“You go get the guy that you want, you know,” Panthers general manager Scott Fitterer said at the scouting combine about potentially trading up for a quarterback. “If you have a conviction on a guy, you go get him. It’s pretty simple that way. If you don’t know and you’re going to give all these resources to go up and get it, you’re hurting your team in the long run. You better be right. You better have conviction if you do move up. When you do that, you’re all in.”    

New Panthers coach Frank Reich values stability at quarterback after starting the season with a different QB five years in a row with the Indianapolis Colts.

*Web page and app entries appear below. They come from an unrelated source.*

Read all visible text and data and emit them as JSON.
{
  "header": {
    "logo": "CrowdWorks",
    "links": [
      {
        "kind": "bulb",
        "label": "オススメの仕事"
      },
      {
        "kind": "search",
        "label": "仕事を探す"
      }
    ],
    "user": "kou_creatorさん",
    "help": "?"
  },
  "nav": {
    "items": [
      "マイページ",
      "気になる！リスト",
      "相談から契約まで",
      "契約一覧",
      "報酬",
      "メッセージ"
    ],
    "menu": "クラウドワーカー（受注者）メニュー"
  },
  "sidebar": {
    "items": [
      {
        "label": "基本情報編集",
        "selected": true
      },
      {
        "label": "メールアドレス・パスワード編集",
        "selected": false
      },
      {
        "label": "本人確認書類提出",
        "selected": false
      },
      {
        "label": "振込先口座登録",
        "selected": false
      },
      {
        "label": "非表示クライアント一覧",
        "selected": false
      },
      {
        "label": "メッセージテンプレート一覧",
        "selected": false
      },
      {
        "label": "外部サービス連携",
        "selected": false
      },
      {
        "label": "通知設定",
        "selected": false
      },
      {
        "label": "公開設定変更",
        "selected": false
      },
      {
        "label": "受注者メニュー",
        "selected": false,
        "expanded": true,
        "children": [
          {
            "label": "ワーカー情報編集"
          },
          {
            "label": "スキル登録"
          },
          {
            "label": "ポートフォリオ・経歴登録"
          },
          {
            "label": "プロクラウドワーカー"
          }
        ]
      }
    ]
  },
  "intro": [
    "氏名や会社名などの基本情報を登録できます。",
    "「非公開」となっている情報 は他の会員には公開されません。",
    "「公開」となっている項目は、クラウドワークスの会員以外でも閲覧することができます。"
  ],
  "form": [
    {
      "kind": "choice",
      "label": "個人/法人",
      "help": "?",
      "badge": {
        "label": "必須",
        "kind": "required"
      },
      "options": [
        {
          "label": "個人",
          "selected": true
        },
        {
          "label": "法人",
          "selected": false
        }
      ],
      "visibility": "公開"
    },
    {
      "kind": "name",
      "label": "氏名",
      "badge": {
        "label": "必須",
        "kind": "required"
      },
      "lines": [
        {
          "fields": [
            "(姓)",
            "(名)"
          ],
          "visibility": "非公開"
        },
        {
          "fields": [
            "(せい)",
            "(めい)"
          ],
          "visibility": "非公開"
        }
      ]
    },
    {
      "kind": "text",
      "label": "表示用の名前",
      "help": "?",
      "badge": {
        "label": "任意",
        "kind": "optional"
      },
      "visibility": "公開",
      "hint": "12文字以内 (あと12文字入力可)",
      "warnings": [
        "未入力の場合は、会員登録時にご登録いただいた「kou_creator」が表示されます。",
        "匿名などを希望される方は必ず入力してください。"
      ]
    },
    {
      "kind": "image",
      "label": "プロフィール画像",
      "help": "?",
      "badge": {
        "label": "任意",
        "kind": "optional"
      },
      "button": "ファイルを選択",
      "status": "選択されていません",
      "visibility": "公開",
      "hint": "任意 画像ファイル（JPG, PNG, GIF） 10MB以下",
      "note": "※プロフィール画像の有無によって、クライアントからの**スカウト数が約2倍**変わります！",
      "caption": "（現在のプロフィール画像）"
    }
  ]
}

“It’s a big deal,” Reich said. “I’m looking forward to the process.”


The next big trade in the NFL could involve four-time MVP Aaron Rodgers. The Green Bay Packers gave Rodgers permission last week to meet with the New York Jets. Rodgers, who has spent his entire career with the Packers, is taking time to decide whether he wants to retire, return to play in Green Bay, or seek a trade to the Jets.

“We’re really hopeful that we can reach a resolution that works not only for Aaron but for us,” Packers CEO Mark Murphy told Green Bay television station WCWF on Saturday. “It’s in everybody’s interest to resolve it sooner rather than later.”

In another interview with Green Bay’s WBAY TV, Murphy compared Rodgers’ situation to the Packers trading Hall of Fame quarterback Brett Favre to the Jets in 2008.

“Very few players play for only one team,” Murphy told the station. “Obviously, Brett had a great career. Aaron had a great career here. Regardless of what happens, Aaron will be in the Pro Football Hall of Fame. He’ll be in our Hall of Fame. We’ll bring him back, retire his number. This is just one of the things that we go through as a team. We want to try to achieve something that’s good for both Aaron and us.”